During my CFP® examination studying, I had to learn the suggested “savings and debt ratios”. I learned exactly how much professionals recommend you should be saving and in debt.
I’m focused on getting out of student loan debt, so these numbers don’t apply to my situation (although I wish they did)! But I will say I’m way under the consumer debt number — I’ve never had any consumer debt.
You may or may not fall into the categories below. So, just consider them as a reference and baseline to see where you are, and if you’re way off, if there’s a reason for it.
Here’s a list of 5 Savings and Debt Ratios…
In general, there are three debt-to-income ratios: consumer debt, housing debt, and total debt. These ratios are used to determine, in part, how you’re doing financially. As part of taking financial inventory, you’ll want to know your debt ratios. Note that some ratios compare monthly payments to gross income (before taxes) whereas others compare to net income (take-home pay).
Consumer Debt Ratio
Definition: Your consumer debt ratio is your debt other than housing and student loans, i.e. your credit cards, auto loans, and medical debt.
Percentage: Generally, your consumer debt ratio should not exceed 20% of net income. An “excellent” consumer debt ratio is 10% or less.
Calculation: To determine your consumer debt ratio, divide your monthly debt payments by your monthly take home pay.
Housing Debt Ratio
Definition: Your housing ratio is your housing debt, including principle, interest, taxes, and insurance (PITI). For renters, housing includes rent and insurance.
Percentage: Your housing ratio should be under 28% of gross income.
Calculation: To figure out your housing ratio, divide your PITI by your monthly gross income.
Total Debt Ratio
Definition: Your total debt ratio combines your consumer debt and housing debt, along with any other debts, including personal loans, student loans, etc.
Percentage: The recommended total debt ratio is under 36% of gross income.
Calculation: To determine your total debt ratio, divide your total debt payments by your gross monthly income.
Now, let’s take a look at the emergency fund savings and total savings recommendations. (Because what you save for retirement is based on a number of personal factors, there is no general retirement savings percentage, so you won’t find that here.)

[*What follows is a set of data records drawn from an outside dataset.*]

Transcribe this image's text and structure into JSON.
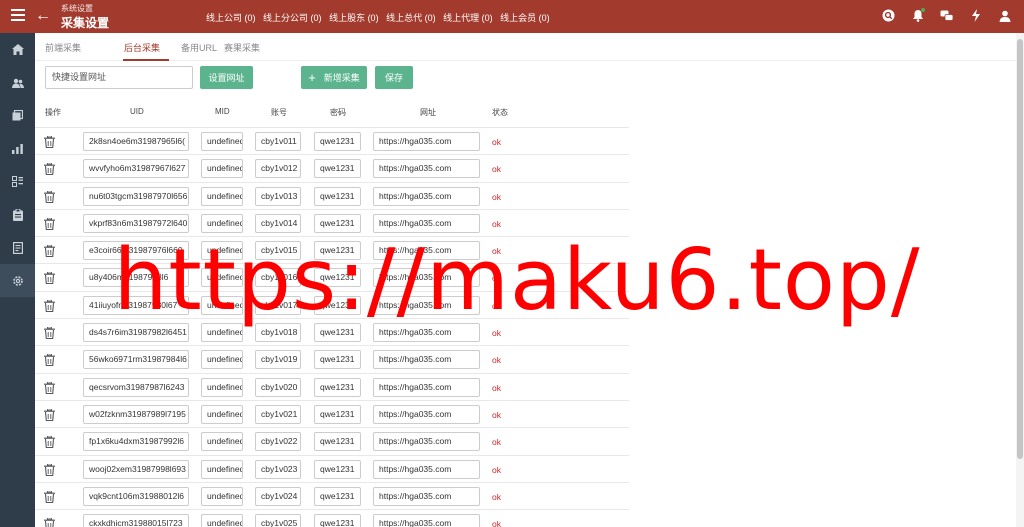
{
  "header": {
    "breadcrumb": "系统设置",
    "title": "采集设置",
    "back_glyph": "←",
    "stats": [
      "线上公司 (0)",
      "线上分公司 (0)",
      "线上股东 (0)",
      "线上总代 (0)",
      "线上代理 (0)",
      "线上会员 (0)"
    ]
  },
  "tabs": [
    "前端采集",
    "后台采集",
    "备用URL",
    "赛果采集"
  ],
  "toolbar": {
    "quick_input_placeholder": "快捷设置网址",
    "set_url_label": "设置网址",
    "add_label": "新增采集",
    "save_label": "保存"
  },
  "table": {
    "headers": [
      "操作",
      "UID",
      "MID",
      "账号",
      "密码",
      "网址",
      "状态"
    ],
    "rows": [
      {
        "uid": "2k8sn4oe6m31987965l6(",
        "mid": "undefined",
        "account": "cby1v011",
        "password": "qwe1231",
        "url": "https://hga035.com",
        "status": "ok"
      },
      {
        "uid": "wvvfyho6m31987967l627",
        "mid": "undefined",
        "account": "cby1v012",
        "password": "qwe1231",
        "url": "https://hga035.com",
        "status": "ok"
      },
      {
        "uid": "nu6t03tgcm31987970l656",
        "mid": "undefined",
        "account": "cby1v013",
        "password": "qwe1231",
        "url": "https://hga035.com",
        "status": "ok"
      },
      {
        "uid": "vkprf83n6m31987972l640",
        "mid": "undefined",
        "account": "cby1v014",
        "password": "qwe1231",
        "url": "https://hga035.com",
        "status": "ok"
      },
      {
        "uid": "e3coir66m31987976l660",
        "mid": "undefined",
        "account": "cby1v015",
        "password": "qwe1231",
        "url": "https://hga035.com",
        "status": "ok"
      },
      {
        "uid": "u8y406m31987978l6",
        "mid": "undefined",
        "account": "cby1v016",
        "password": "qwe1231",
        "url": "https://hga035.com",
        "status": "ok"
      },
      {
        "uid": "41iiuyofrm31987980l67",
        "mid": "undefined",
        "account": "cby1v017",
        "password": "qwe1231",
        "url": "https://hga035.com",
        "status": "ok"
      },
      {
        "uid": "ds4s7r6im31987982l6451",
        "mid": "undefined",
        "account": "cby1v018",
        "password": "qwe1231",
        "url": "https://hga035.com",
        "status": "ok"
      },
      {
        "uid": "56wko6971rm31987984l6",
        "mid": "undefined",
        "account": "cby1v019",
        "password": "qwe1231",
        "url": "https://hga035.com",
        "status": "ok"
      },
      {
        "uid": "qecsrvom31987987l6243",
        "mid": "undefined",
        "account": "cby1v020",
        "password": "qwe1231",
        "url": "https://hga035.com",
        "status": "ok"
      },
      {
        "uid": "w02fzknm31987989l7195",
        "mid": "undefined",
        "account": "cby1v021",
        "password": "qwe1231",
        "url": "https://hga035.com",
        "status": "ok"
      },
      {
        "uid": "fp1x6ku4dxm31987992l6",
        "mid": "undefined",
        "account": "cby1v022",
        "password": "qwe1231",
        "url": "https://hga035.com",
        "status": "ok"
      },
      {
        "uid": "wooj02xem31987998l693",
        "mid": "undefined",
        "account": "cby1v023",
        "password": "qwe1231",
        "url": "https://hga035.com",
        "status": "ok"
      },
      {
        "uid": "vqk9cnt106m31988012l6",
        "mid": "undefined",
        "account": "cby1v024",
        "password": "qwe1231",
        "url": "https://hga035.com",
        "status": "ok"
      },
      {
        "uid": "ckxkdhicm31988015l723",
        "mid": "undefined",
        "account": "cby1v025",
        "password": "qwe1231",
        "url": "https://hga035.com",
        "status": "ok"
      }
    ]
  },
  "watermark": "https://maku6.top/",
  "colors": {
    "header": "#a23b2e",
    "sidebar": "#2f3d4a",
    "button": "#5cb48e",
    "status_ok": "#e02020",
    "watermark": "#ff0000"
  },
  "icons": {
    "topbar": [
      "menu-icon",
      "back-arrow-icon",
      "search-icon",
      "bell-icon",
      "chat-icon",
      "bolt-icon",
      "user-icon"
    ],
    "sidebar": [
      "home-icon",
      "users-icon",
      "layers-icon",
      "chart-icon",
      "dashboard-icon",
      "clipboard-icon",
      "report-icon",
      "gear-icon"
    ],
    "row": "trash-icon"
  }
}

Definition: Your emergency fund is a savings account that you can easily access in case of an emergency (e.g., job loss, car accident, injury, etc.). It’s your financial “cushion”.
Percentage: The recommendation here is to have between 3 and 6 months of expenses saved in an emergency fund. Whether you’re on the 3 month end of things or the 6 month end depends on your specific situation. One factor is whether you have one or two incomes in your household. The more incomes, the more fewer months you’ll need saved.
Calculation: To determine what “3 to 6 months” of expenses looks like, figure out what it costs to live for 1 month and multiply that by 3 and 6. Somewhere in between those numbers is the suggested emergency fund amount. Note, that you don’t include any of your taxes, retirement, or other automatic withdraws from your paycheck in your monthly expenses here. Only add up what you’d have to pay if you lost your job (housing costs, utilities, loans, groceries, gas, etc.).
Total Monthly Savings
Definition: Your total savings is what you put into savings, investments, and retirement every month.
Percentage: Generally, for a young professional who starts saving before age 32, saving between 10-12% of your gross income is recommended. For people who start saving when they’re older, this percentage jumps to the 15-20% range. But this is just based purely on a general recommendation. Determining what you should contribute to retirement varies greatly based on your income, tax bracket, investments, and a number of other things.
Calculation: To calculate your monthly savings, multiply your gross monthly income (i.e. before tax income) by .12 to see what you should be saving monthly at 12%. For example, someone earning $5,000 pre-tax, would want to save $600 / month, split between her savings and retirement (5,000 x .12 = 600) using this guideline.
A Final Note!
As I’ve listed above, there are 5 savings and debt ratios to follow:
- Consumer debt: < 20% of net income
- Housing debt: < 28% of gross income
- Total debt: < 36% of gross income
- Emergency fund: 3-6 months of non-discretionary expenses
- Total savings: 10-12% gross income if you started saving before age 32.
Only you know your financial situation, so you may not fall into all of these categories. They’re just guidelines! 🙂